***** DATA SUPPLIED

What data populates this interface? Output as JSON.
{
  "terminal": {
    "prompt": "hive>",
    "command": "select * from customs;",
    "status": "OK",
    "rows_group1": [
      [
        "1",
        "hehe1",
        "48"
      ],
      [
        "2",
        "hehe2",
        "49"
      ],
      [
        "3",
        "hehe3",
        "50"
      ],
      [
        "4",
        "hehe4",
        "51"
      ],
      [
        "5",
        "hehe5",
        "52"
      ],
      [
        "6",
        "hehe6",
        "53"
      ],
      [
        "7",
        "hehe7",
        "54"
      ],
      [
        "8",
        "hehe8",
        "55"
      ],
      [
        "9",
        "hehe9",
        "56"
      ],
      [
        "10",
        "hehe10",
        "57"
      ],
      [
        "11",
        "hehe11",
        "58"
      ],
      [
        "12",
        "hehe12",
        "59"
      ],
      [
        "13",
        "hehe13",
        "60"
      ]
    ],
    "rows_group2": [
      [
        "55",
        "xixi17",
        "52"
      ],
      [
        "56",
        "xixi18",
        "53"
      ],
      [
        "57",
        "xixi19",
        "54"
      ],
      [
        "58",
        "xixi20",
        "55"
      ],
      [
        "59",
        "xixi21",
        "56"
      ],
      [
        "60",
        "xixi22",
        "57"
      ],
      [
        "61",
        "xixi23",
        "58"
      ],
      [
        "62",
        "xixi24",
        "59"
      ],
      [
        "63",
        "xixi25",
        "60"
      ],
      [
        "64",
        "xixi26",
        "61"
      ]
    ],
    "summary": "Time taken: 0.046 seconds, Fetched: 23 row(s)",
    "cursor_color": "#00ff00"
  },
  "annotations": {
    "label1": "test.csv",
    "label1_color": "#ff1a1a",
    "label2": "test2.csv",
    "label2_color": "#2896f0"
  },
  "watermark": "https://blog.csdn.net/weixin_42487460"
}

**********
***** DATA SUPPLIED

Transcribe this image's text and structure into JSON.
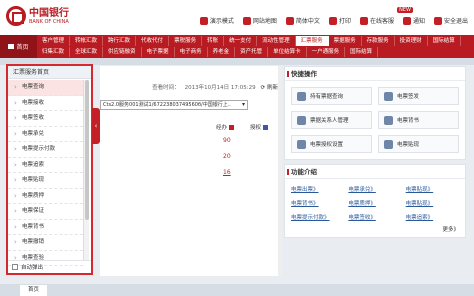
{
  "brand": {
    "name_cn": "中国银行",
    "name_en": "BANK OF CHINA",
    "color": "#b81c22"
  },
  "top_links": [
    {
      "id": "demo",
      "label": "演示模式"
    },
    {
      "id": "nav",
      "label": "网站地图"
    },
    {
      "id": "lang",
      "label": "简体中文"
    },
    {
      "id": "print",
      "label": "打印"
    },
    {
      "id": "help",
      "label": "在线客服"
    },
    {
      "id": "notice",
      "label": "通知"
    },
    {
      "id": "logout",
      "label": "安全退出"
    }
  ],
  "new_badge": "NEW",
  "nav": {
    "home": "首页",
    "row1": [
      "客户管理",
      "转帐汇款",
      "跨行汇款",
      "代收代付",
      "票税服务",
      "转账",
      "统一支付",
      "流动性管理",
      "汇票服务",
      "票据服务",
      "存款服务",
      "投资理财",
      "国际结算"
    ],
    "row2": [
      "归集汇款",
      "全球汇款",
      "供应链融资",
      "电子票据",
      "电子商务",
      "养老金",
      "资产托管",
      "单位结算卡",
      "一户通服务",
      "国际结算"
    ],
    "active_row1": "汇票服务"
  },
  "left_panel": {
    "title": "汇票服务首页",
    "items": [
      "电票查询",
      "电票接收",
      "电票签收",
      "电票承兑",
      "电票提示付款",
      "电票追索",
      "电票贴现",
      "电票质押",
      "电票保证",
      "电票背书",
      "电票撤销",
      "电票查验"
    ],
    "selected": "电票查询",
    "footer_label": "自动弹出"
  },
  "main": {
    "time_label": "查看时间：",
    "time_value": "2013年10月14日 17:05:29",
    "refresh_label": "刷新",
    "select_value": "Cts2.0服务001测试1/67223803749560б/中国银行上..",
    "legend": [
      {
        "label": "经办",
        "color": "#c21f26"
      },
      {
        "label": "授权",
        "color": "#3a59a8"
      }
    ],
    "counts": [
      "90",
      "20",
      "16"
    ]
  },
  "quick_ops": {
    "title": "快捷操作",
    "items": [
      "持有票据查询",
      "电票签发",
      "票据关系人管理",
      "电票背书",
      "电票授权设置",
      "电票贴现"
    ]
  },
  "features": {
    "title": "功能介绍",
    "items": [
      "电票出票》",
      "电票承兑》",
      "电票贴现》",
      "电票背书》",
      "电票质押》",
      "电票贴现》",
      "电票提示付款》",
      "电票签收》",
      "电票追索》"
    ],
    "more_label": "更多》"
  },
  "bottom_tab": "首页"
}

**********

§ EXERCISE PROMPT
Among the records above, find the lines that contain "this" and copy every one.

§ EXERCISE OUTPUT
What data populates this interface? Output as JSON.
Transcribe this image's text and structure into JSON.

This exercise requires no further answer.